Article Text

Download PDFPDF
Changing the narrative on antibiotics
  1. Fergus Shanahan
  1. Correspondence to Professor Fergus Shanahan, Department of Medicine, Alimentary Pharmabiotic Centre, Clinical Science Building, Cork University Hospital, Cork, Ireland; f.shanahan{at}

Statistics from

Request Permissions

If you wish to reuse any or all of this article please use the link below which will take you to the Copyright Clearance Center’s RightsLink service. You will be able to get a quick price and instant permission to reuse the content in many different ways.

Campaigning for antibiotic conservation is a bit like the struggle against global warming. The polar ice melts while politicians, not known for long-range thinking, debate deadlines for others to meet. Similarly, new drug discovery diminishes as resistance to existing antibiotics increases. Public health officials and policy makers predict a bleak future and plead for reform of prescribing practices, but clinicians deal with individual patients, not populations, in the present. Perhaps, it is time to direct the educational narrative on antibiotics towards the consumer. Enthusiasm for antibiotic treatment, particularly for soft indications, might be tempered if the potential adverse effects on the microbiota were better known. Antibiotic-associated diarrhoea and Clostridium difficile-associated disease are well recognised but more subtle effects are less well appreciated. Few clinicians may know that antibiotics can induce an immune deficiency in experimental animals. Furthermore, increasing evidence suggests that disturbance of the indigenous microbiota by antibiotic exposure, particularly in early life, is a risk factor for later development of obesity-related metabolic disorders and several immunologically mediated disorders, such as IBD and asthma.1– ,3 Concern about the adverse effects of antibiotic exposure will escalate with better understanding of host–microbe interactions in host development and homeostasis, especially when …
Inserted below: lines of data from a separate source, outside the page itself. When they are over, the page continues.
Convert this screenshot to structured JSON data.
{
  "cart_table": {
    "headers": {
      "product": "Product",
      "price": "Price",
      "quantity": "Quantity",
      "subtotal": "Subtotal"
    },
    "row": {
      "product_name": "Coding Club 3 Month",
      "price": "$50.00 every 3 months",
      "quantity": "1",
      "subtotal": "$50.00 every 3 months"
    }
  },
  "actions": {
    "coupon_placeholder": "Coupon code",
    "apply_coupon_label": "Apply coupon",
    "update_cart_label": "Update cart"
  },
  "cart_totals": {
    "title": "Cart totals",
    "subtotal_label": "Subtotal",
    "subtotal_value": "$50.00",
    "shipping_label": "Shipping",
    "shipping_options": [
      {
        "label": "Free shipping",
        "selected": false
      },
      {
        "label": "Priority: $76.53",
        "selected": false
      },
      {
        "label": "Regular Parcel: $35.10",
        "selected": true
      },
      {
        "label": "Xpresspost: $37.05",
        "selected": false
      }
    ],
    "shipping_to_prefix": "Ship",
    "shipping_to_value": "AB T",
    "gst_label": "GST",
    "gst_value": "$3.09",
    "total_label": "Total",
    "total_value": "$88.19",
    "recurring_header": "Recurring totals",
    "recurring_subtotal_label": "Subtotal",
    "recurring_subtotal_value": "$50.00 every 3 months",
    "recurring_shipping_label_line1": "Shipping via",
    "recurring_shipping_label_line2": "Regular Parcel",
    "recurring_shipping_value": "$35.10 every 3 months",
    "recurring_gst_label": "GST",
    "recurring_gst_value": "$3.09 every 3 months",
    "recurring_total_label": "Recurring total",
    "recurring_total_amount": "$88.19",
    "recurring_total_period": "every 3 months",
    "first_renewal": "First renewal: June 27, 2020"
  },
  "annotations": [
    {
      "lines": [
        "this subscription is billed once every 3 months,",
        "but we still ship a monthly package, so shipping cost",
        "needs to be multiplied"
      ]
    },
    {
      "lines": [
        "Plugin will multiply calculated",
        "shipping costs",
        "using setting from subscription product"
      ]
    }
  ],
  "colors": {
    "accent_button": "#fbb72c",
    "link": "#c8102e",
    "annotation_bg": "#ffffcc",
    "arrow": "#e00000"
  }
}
View Full Text


  • Funding The author's work has been supported in part by grants from Science Foundation Ireland in the form of a centre grant (Alimentary Pharmabiotic Centre; Grant Numbers SFI/12/RC/2273 and 12/RC/2273).

  • Competing interests The author is a shareholder in a university campus company Alimentary Health and directs a research centre which holds collaborative grants with Janssen pharmaceutical, Trino Therapeutics, General Mills, the Kerry Group, Mead Johnson Nutrition, Friesland, Cremo, Sigmoid Pharma, Second Genome and Nutricia.

  • Provenance and peer review Commissioned; internally peer reviewed.

Linked Articles